**** DATA SECTION ****
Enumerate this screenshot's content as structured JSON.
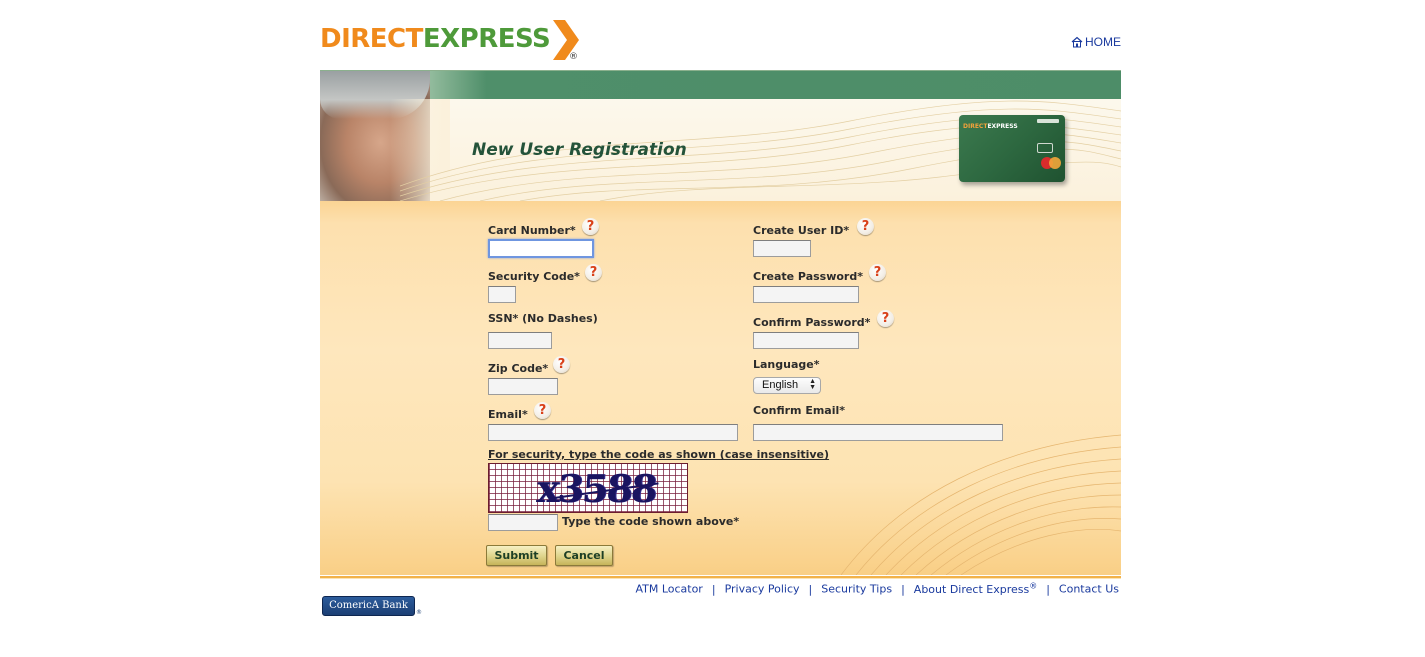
{
  "header": {
    "logo": {
      "part1": "DIRECT",
      "part2": "EXPRESS",
      "registered": "®"
    },
    "home_link": "HOME"
  },
  "banner": {
    "title": "New User Registration",
    "card": {
      "brand1": "DIRECT",
      "brand2": "EXPRESS"
    }
  },
  "colors": {
    "logo_orange": "#f08a1c",
    "logo_green": "#4e9a3a",
    "banner_green": "#4d8d68",
    "title_green": "#24533a",
    "link_blue": "#1a3a9e",
    "help_red": "#d9411a"
  },
  "form": {
    "left": [
      {
        "label": "Card Number*",
        "help": true,
        "value": "",
        "focused": true
      },
      {
        "label": "Security Code*",
        "help": true,
        "value": ""
      },
      {
        "label": "SSN* (No Dashes)",
        "help": false,
        "value": ""
      },
      {
        "label": "Zip Code*",
        "help": true,
        "value": ""
      },
      {
        "label": "Email*",
        "help": true,
        "value": ""
      }
    ],
    "right": [
      {
        "label": "Create User ID*",
        "help": true,
        "value": ""
      },
      {
        "label": "Create Password*",
        "help": true,
        "value": ""
      },
      {
        "label": "Confirm Password*",
        "help": true,
        "value": ""
      },
      {
        "label": "Language*",
        "help": false
      },
      {
        "label": "Confirm Email*",
        "help": false,
        "value": ""
      }
    ],
    "language_selected": "English",
    "help_glyph": "?",
    "captcha": {
      "instruction": "For security, type the code as shown (case insensitive)",
      "code_image_text": "x3588",
      "input_label": "Type the code shown above*",
      "value": ""
    },
    "buttons": {
      "submit": "Submit",
      "cancel": "Cancel"
    }
  },
  "footer": {
    "links": [
      "ATM Locator",
      "Privacy Policy",
      "Security Tips",
      "About Direct Express",
      "Contact Us"
    ],
    "about_sup": "®",
    "separator": "|",
    "sponsor": "ComericA Bank",
    "sponsor_reg": "®"
  }
}
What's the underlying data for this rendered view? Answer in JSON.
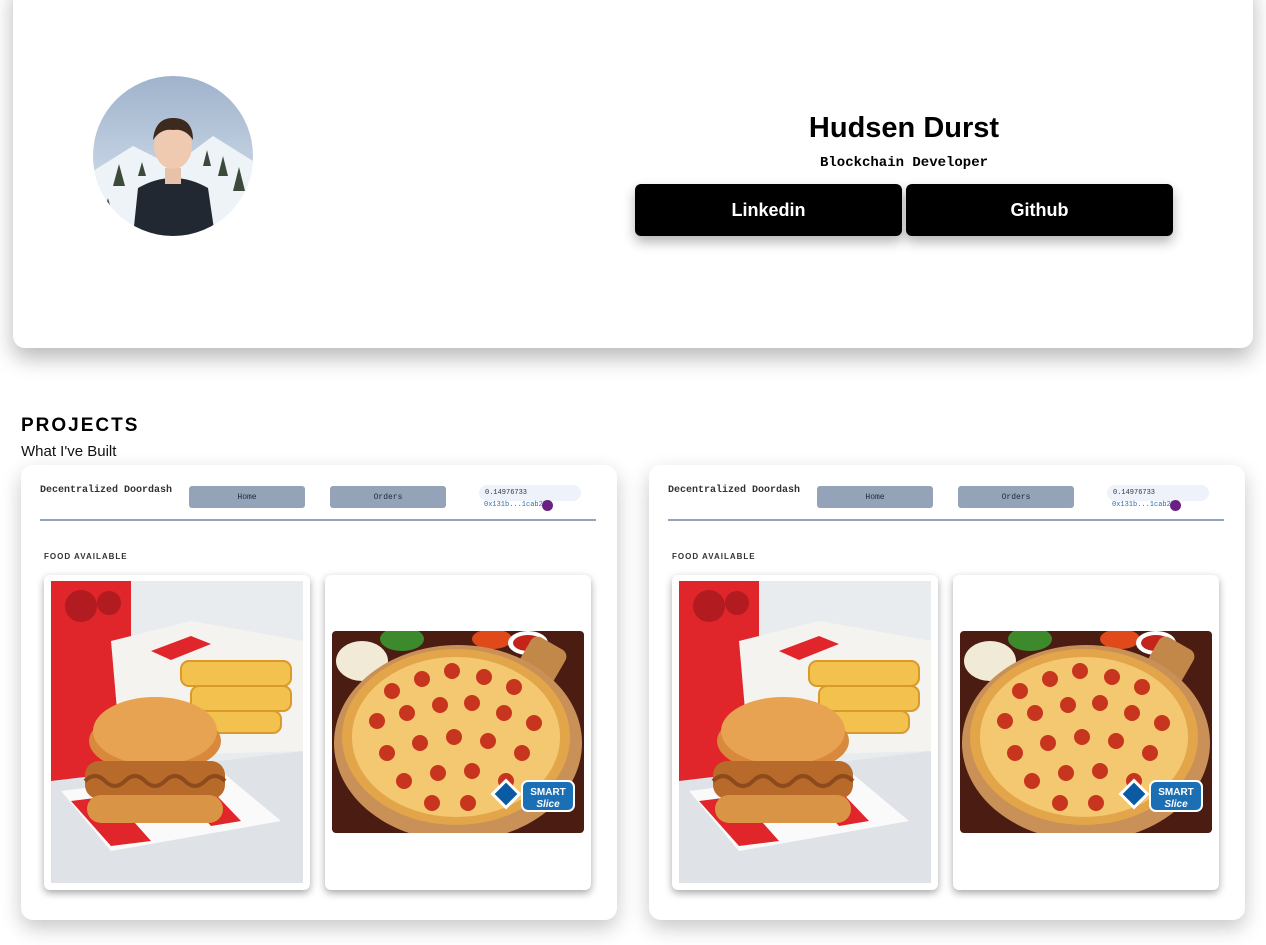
{
  "profile": {
    "name": "Hudsen Durst",
    "role": "Blockchain Developer",
    "avatar_icon": "profile-photo",
    "links": [
      {
        "label": "Linkedin"
      },
      {
        "label": "Github"
      }
    ]
  },
  "projects_section": {
    "title": "PROJECTS",
    "subtitle": "What I've Built",
    "items": [
      {
        "app_title": "Decentralized Doordash",
        "nav": [
          "Home",
          "Orders"
        ],
        "wallet_balance": "0.14976733",
        "wallet_address": "0x131b...1cab27",
        "section_label": "FOOD AVAILABLE",
        "foods": [
          {
            "image": "chicken-sandwich-image"
          },
          {
            "image": "pepperoni-pizza-image"
          }
        ]
      },
      {
        "app_title": "Decentralized Doordash",
        "nav": [
          "Home",
          "Orders"
        ],
        "wallet_balance": "0.14976733",
        "wallet_address": "0x131b...1cab27",
        "section_label": "FOOD AVAILABLE",
        "foods": [
          {
            "image": "chicken-sandwich-image"
          },
          {
            "image": "pepperoni-pizza-image"
          }
        ]
      }
    ]
  },
  "pizza_logo_text": "SMART Slice",
  "colors": {
    "button_bg": "#000000",
    "nav_button_bg": "#94a3b8",
    "wallet_dot": "#6b2083"
  }
}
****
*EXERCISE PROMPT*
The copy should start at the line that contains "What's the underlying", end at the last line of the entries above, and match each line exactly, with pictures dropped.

*SOLVED PROBLEM*
What's the underlying data for this rendered view? Answer in JSON.
{
  "profile": {
    "name": "Hudsen Durst",
    "role": "Blockchain Developer",
    "avatar_icon": "profile-photo",
    "links": [
      {
        "label": "Linkedin"
      },
      {
        "label": "Github"
      }
    ]
  },
  "projects_section": {
    "title": "PROJECTS",
    "subtitle": "What I've Built",
    "items": [
      {
        "app_title": "Decentralized Doordash",
        "nav": [
          "Home",
          "Orders"
        ],
        "wallet_balance": "0.14976733",
        "wallet_address": "0x131b...1cab27",
        "section_label": "FOOD AVAILABLE",
        "foods": [
          {
            "image": "chicken-sandwich-image"
          },
          {
            "image": "pepperoni-pizza-image"
          }
        ]
      },
      {
        "app_title": "Decentralized Doordash",
        "nav": [
          "Home",
          "Orders"
        ],
        "wallet_balance": "0.14976733",
        "wallet_address": "0x131b...1cab27",
        "section_label": "FOOD AVAILABLE",
        "foods": [
          {
            "image": "chicken-sandwich-image"
          },
          {
            "image": "pepperoni-pizza-image"
          }
        ]
      }
    ]
  },
  "pizza_logo_text": "SMART Slice",
  "colors": {
    "button_bg": "#000000",
    "nav_button_bg": "#94a3b8",
    "wallet_dot": "#6b2083"
  }
}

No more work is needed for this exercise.